**Listed records:**
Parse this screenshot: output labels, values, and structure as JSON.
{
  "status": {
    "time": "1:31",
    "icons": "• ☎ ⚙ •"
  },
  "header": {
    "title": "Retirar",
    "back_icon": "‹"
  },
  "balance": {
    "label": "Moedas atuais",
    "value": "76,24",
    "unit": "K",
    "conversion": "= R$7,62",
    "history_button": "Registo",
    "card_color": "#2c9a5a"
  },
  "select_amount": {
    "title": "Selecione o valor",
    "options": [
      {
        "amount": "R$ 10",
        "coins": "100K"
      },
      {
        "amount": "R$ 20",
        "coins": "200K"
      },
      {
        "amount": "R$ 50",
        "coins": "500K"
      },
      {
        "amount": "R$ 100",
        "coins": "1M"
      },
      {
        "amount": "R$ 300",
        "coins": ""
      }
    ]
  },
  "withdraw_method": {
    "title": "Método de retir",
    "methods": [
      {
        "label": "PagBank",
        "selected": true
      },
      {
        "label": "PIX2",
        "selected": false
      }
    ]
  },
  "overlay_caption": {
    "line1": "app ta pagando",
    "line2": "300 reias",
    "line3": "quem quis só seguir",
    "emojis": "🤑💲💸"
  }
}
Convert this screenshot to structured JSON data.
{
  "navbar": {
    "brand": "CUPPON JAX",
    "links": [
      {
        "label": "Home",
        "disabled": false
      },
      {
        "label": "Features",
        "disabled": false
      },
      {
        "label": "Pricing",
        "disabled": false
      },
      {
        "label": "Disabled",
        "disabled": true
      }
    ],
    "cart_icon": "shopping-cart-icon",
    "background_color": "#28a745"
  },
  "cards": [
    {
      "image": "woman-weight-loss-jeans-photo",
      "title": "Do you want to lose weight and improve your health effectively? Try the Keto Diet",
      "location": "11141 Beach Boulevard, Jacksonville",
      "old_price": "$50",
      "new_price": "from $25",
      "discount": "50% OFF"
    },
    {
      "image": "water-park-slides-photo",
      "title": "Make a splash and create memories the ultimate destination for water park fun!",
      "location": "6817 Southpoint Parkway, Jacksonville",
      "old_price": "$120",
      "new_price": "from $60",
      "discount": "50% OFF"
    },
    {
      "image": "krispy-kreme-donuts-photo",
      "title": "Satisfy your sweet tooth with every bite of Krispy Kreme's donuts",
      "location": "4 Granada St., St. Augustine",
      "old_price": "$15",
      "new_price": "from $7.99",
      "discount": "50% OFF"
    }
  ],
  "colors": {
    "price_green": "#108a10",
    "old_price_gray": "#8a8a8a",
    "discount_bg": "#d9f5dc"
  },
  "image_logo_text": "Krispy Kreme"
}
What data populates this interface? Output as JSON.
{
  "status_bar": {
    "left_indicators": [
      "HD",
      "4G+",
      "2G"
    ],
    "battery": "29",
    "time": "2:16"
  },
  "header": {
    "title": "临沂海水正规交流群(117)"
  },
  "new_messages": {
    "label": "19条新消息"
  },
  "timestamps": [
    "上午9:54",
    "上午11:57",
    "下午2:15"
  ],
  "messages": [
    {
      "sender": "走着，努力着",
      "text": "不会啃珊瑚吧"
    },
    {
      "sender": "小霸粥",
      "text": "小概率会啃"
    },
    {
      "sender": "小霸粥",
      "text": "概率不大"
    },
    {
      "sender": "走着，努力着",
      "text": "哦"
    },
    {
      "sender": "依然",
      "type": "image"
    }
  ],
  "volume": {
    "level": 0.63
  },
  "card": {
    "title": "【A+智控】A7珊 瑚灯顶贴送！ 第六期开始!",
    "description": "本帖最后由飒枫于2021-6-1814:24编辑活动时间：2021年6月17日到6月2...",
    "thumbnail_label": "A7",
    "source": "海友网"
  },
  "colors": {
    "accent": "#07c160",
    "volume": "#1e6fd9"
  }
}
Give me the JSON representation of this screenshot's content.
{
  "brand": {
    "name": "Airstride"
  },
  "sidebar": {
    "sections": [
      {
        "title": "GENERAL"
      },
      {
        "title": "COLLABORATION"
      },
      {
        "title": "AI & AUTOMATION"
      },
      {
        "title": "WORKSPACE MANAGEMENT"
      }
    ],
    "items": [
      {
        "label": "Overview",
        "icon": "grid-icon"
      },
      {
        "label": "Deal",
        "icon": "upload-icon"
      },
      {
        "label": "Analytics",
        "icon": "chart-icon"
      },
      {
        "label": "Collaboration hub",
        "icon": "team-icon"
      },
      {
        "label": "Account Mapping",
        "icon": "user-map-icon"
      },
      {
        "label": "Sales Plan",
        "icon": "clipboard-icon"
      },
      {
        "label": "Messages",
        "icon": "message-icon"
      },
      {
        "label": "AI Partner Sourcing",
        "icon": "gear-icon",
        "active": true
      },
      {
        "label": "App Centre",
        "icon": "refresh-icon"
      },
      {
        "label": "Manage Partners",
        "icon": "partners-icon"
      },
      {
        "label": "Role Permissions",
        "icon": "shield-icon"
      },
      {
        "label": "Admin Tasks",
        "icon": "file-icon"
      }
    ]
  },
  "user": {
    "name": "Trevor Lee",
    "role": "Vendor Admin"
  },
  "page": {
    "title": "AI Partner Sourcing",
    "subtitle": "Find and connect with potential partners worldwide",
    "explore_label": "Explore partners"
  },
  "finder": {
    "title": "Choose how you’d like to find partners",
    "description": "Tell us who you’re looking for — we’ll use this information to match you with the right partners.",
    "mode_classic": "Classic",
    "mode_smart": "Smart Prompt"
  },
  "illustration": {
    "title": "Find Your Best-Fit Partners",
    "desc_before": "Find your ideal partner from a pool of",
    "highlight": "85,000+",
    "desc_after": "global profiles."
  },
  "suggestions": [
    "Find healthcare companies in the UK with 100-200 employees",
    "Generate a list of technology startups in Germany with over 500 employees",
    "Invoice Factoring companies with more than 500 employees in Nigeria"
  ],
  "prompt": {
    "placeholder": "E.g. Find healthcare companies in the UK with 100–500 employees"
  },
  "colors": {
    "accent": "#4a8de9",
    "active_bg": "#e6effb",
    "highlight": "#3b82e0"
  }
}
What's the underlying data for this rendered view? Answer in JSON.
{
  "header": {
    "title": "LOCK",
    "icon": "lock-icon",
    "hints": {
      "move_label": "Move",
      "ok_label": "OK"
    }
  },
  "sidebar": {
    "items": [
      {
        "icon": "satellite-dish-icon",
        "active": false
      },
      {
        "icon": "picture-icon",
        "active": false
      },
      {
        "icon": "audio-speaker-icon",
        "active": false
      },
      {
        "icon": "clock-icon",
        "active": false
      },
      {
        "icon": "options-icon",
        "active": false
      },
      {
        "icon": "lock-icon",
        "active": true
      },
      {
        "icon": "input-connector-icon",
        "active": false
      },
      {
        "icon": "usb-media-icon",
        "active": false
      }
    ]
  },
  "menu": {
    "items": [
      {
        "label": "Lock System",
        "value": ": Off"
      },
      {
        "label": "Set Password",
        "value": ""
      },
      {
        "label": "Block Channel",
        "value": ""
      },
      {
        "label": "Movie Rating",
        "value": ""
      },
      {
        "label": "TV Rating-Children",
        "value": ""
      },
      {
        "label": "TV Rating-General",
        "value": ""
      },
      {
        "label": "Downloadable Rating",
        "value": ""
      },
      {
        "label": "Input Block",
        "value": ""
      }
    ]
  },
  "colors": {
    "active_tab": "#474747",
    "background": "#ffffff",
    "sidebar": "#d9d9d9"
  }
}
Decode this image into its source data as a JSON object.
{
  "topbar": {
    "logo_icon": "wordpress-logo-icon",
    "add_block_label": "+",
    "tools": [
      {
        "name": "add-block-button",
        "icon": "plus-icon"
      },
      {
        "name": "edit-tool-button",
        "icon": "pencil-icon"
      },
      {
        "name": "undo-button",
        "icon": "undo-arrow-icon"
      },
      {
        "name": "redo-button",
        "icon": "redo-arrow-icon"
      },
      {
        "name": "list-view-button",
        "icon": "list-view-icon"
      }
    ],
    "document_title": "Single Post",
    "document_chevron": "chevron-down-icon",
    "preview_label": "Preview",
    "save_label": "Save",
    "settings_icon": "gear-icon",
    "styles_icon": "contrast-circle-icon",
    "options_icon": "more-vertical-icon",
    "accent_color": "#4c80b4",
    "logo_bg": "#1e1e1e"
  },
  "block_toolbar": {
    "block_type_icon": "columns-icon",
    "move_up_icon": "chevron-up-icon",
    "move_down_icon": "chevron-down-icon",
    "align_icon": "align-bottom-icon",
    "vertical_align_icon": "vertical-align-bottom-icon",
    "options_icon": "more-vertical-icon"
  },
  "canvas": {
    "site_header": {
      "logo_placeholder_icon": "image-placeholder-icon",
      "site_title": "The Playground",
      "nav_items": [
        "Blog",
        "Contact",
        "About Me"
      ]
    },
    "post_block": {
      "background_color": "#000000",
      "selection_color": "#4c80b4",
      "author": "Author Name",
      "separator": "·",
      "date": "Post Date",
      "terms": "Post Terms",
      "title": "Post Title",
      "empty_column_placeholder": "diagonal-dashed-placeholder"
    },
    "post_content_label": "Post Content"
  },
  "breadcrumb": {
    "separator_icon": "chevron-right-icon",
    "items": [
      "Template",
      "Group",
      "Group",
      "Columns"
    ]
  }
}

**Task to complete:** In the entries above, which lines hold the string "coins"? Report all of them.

**Problem solution:**
        "coins": "100K"
        "coins": "200K"
        "coins": "500K"
        "coins": "1M"
        "coins": ""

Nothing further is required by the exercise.